Each line below should be reproduced without any alteration.

Start of Provided information

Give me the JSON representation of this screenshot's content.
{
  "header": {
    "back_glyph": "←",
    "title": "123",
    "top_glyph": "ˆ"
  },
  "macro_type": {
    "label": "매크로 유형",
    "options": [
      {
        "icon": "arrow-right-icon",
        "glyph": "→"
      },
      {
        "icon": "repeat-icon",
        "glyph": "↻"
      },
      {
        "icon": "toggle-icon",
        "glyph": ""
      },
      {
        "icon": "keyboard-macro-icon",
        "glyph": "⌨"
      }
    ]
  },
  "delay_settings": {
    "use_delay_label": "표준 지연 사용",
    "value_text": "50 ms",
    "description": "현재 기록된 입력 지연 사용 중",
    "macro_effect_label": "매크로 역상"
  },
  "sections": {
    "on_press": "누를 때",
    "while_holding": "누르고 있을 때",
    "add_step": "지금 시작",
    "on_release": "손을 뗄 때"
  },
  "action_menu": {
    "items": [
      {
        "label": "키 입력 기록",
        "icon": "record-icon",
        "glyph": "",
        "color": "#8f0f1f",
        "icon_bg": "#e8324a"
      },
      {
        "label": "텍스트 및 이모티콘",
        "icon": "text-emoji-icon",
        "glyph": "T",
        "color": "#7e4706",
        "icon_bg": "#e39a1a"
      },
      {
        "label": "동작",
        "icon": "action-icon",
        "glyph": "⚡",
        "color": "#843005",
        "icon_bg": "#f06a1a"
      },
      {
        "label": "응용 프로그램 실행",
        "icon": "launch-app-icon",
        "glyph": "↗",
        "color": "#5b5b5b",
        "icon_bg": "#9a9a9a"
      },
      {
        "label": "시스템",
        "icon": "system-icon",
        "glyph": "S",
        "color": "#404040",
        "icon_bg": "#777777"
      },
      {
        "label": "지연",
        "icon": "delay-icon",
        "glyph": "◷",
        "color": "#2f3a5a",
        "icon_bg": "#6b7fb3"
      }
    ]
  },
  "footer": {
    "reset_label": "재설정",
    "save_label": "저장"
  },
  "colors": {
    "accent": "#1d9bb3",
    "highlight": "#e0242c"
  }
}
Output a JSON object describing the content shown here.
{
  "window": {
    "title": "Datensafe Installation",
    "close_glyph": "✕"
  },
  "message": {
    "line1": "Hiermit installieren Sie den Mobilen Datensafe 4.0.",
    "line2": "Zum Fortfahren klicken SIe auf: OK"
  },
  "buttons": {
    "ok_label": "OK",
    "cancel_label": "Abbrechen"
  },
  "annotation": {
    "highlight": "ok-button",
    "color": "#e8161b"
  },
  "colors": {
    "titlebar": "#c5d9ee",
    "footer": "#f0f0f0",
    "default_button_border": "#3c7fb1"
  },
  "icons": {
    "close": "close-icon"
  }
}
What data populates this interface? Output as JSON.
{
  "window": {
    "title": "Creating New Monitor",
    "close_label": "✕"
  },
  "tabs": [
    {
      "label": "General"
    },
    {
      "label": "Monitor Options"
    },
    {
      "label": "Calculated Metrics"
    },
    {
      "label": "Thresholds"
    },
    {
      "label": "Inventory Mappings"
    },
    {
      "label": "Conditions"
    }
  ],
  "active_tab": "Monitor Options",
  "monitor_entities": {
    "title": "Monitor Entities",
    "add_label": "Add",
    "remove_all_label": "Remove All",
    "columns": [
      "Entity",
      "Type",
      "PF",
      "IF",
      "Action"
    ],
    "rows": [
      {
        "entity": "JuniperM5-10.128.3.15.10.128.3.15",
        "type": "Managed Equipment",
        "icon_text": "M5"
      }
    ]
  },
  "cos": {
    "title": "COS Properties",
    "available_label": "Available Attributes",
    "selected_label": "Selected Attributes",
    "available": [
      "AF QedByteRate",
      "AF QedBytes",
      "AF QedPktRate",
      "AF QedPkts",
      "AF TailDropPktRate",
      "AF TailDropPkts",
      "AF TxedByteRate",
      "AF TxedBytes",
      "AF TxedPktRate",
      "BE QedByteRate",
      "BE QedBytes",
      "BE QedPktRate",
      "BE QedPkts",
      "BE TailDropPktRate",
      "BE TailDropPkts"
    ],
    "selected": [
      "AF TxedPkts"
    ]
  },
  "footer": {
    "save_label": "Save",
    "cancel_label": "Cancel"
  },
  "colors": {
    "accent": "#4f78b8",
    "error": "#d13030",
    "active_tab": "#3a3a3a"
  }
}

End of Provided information

● **Solution to the problem**:
Give me the JSON representation of this screenshot's content.
{
  "header": {
    "back_glyph": "←",
    "title": "123",
    "top_glyph": "ˆ"
  },
  "macro_type": {
    "label": "매크로 유형",
    "options": [
      {
        "icon": "arrow-right-icon",
        "glyph": "→"
      },
      {
        "icon": "repeat-icon",
        "glyph": "↻"
      },
      {
        "icon": "toggle-icon",
        "glyph": ""
      },
      {
        "icon": "keyboard-macro-icon",
        "glyph": "⌨"
      }
    ]
  },
  "delay_settings": {
    "use_delay_label": "표준 지연 사용",
    "value_text": "50 ms",
    "description": "현재 기록된 입력 지연 사용 중",
    "macro_effect_label": "매크로 역상"
  },
  "sections": {
    "on_press": "누를 때",
    "while_holding": "누르고 있을 때",
    "add_step": "지금 시작",
    "on_release": "손을 뗄 때"
  },
  "action_menu": {
    "items": [
      {
        "label": "키 입력 기록",
        "icon": "record-icon",
        "glyph": "",
        "color": "#8f0f1f",
        "icon_bg": "#e8324a"
      },
      {
        "label": "텍스트 및 이모티콘",
        "icon": "text-emoji-icon",
        "glyph": "T",
        "color": "#7e4706",
        "icon_bg": "#e39a1a"
      },
      {
        "label": "동작",
        "icon": "action-icon",
        "glyph": "⚡",
        "color": "#843005",
        "icon_bg": "#f06a1a"
      },
      {
        "label": "응용 프로그램 실행",
        "icon": "launch-app-icon",
        "glyph": "↗",
        "color": "#5b5b5b",
        "icon_bg": "#9a9a9a"
      },
      {
        "label": "시스템",
        "icon": "system-icon",
        "glyph": "S",
        "color": "#404040",
        "icon_bg": "#777777"
      },
      {
        "label": "지연",
        "icon": "delay-icon",
        "glyph": "◷",
        "color": "#2f3a5a",
        "icon_bg": "#6b7fb3"
      }
    ]
  },
  "footer": {
    "reset_label": "재설정",
    "save_label": "저장"
  },
  "colors": {
    "accent": "#1d9bb3",
    "highlight": "#e0242c"
  }
}
Output a JSON object describing the content shown here.
{
  "window": {
    "title": "Datensafe Installation",
    "close_glyph": "✕"
  },
  "message": {
    "line1": "Hiermit installieren Sie den Mobilen Datensafe 4.0.",
    "line2": "Zum Fortfahren klicken SIe auf: OK"
  },
  "buttons": {
    "ok_label": "OK",
    "cancel_label": "Abbrechen"
  },
  "annotation": {
    "highlight": "ok-button",
    "color": "#e8161b"
  },
  "colors": {
    "titlebar": "#c5d9ee",
    "footer": "#f0f0f0",
    "default_button_border": "#3c7fb1"
  },
  "icons": {
    "close": "close-icon"
  }
}
What data populates this interface? Output as JSON.
{
  "window": {
    "title": "Creating New Monitor",
    "close_label": "✕"
  },
  "tabs": [
    {
      "label": "General"
    },
    {
      "label": "Monitor Options"
    },
    {
      "label": "Calculated Metrics"
    },
    {
      "label": "Thresholds"
    },
    {
      "label": "Inventory Mappings"
    },
    {
      "label": "Conditions"
    }
  ],
  "active_tab": "Monitor Options",
  "monitor_entities": {
    "title": "Monitor Entities",
    "add_label": "Add",
    "remove_all_label": "Remove All",
    "columns": [
      "Entity",
      "Type",
      "PF",
      "IF",
      "Action"
    ],
    "rows": [
      {
        "entity": "JuniperM5-10.128.3.15.10.128.3.15",
        "type": "Managed Equipment",
        "icon_text": "M5"
      }
    ]
  },
  "cos": {
    "title": "COS Properties",
    "available_label": "Available Attributes",
    "selected_label": "Selected Attributes",
    "available": [
      "AF QedByteRate",
      "AF QedBytes",
      "AF QedPktRate",
      "AF QedPkts",
      "AF TailDropPktRate",
      "AF TailDropPkts",
      "AF TxedByteRate",
      "AF TxedBytes",
      "AF TxedPktRate",
      "BE QedByteRate",
      "BE QedBytes",
      "BE QedPktRate",
      "BE QedPkts",
      "BE TailDropPktRate",
      "BE TailDropPkts"
    ],
    "selected": [
      "AF TxedPkts"
    ]
  },
  "footer": {
    "save_label": "Save",
    "cancel_label": "Cancel"
  },
  "colors": {
    "accent": "#4f78b8",
    "error": "#d13030",
    "active_tab": "#3a3a3a"
  }
}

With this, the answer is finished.